The book came out of Braud’s desire to pass along the Cajun traditions that he learned as a young boy. In addition to recipes and cooking tips, the book contains poems written by Braud over the years.
Braud’s foray into cooking started when, at the age of 12, he asked his mother if he could cook jambalaya outdoors over an open fire. She agreed to let him try his hand, but he had to kill and clean his own chicken to get the meat.
“Naturally, the first few weren’t very good, but we ate it anyway,” he said.
Those first jambalaya cooking attempts were made using a black, 10-inch indoor cast iron Dutch oven. Braud placed three metal rods into the ground to provide clearance for the wood fire.
He was hooked. And thus started a lifelong addiction to outdoor Dutch oven cooking, Braud said.
Braud continued his outdoor cooking as a Boy Scout, Explorer Scout and later as a Scoutmaster. As an adult, Braud moved up in size to larger pots, eventually taking on the 20-gallon pots used back in 1968 at the Jambalaya Festival World Champion Cooking Contest. He won the title at the fourth-ever festival in 1971.
At 33, Braud was one of the youngest cooks when he competed and tried to pick up as many cooking traditions as he could.
Braud, 76, who still attends the festival to watch the cooks compete, works to pass along those Cajun traditions he has picked up over the years.
An early influence in Braud’s cooking life was his uncle Charles Gautreau, who served as the custodian at Gonzales High School for many years.
A jambalaya cooking traditionalist, Braud said he tries to follow the same techniques his uncle and other relatives and friends taught him over the years.
These days, Braud is passing on his heritage by taking his 10 grandchildren and four great grandchildren on outdoor cooking excursions — often in his backyard. Braud hopes cooks will use his book as a guide to continue those traditions in their families.
Braud’s book outlines the tradition of outdoor tailgating cooking using outdoor Dutch ovens.
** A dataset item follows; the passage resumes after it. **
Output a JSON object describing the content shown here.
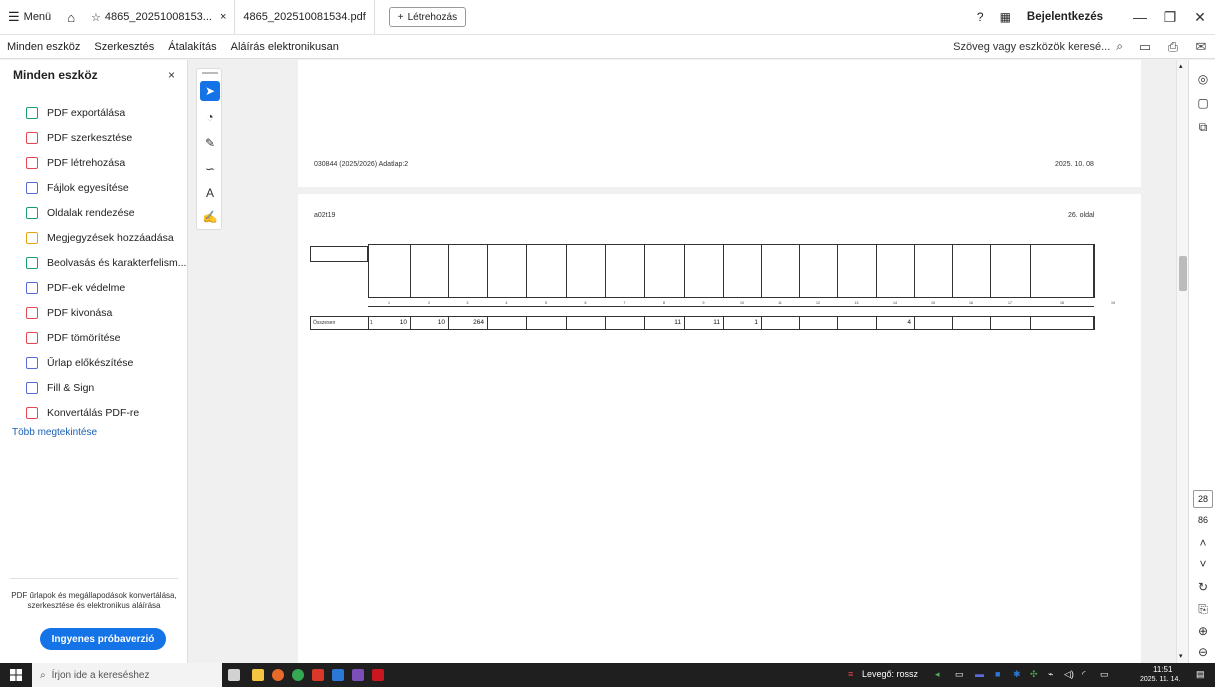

Braud prefers using Lodge outdoor cookware because of its durability and quality, he said.
Braud and his wife Audrey even got to tour the Lodge plant several years ago while taking part in a national cooking contest.
A Dutch oven is the perfect cooking vessel to use at stadiums where rules prevent open flames, he said.
The book provides step by step instructions on cooking anything from biscuits to barbecue and photos illustrating the procedures used in outdoor cooking.
While most of Braud’s friends are familiar with his cooking expertise, some may be surprised with his poetry skills.
Braud said he was inspired by cowboy poets who documented their early travels through their rhyming verses.
The poems tell the stories of his life and observations he’s made as a Cajun boy growing up in south Louisiana.
Calling himself a cowboy at heart, Braud said he grew up with horses and cattle and always had a vegetable garden.
Braud uses his poetry to document the history of the area and his Cajun traditions. His love of the outdoors also shines through in his rhymes.
While working as an process equipment inspector at a local industrial facility, Braud would write small poems and phrases commenting on local antics and events and anonymously post them at work.
Many of his recipes and poems were born at the hunting camp, he said.
Braud worked on the cookbook for 13 years, mostly because he didn’t have any of his recipes committed to paper.
“I had to come up the recipes,” he said. I didn’t really have anything written down.”
Braud said he cooked “by feel” and used cookbooks as guides for his own creations.
Inexperienced cooks will find not only ingredients lists, but suggestions on what tools are needed for his recipes.
Braud hopes young cooks will pick up more than just recipes. He’s hoping they will learn and pass on Cajun traditions.
On the Internet: http://www.blackironandcajunspice.com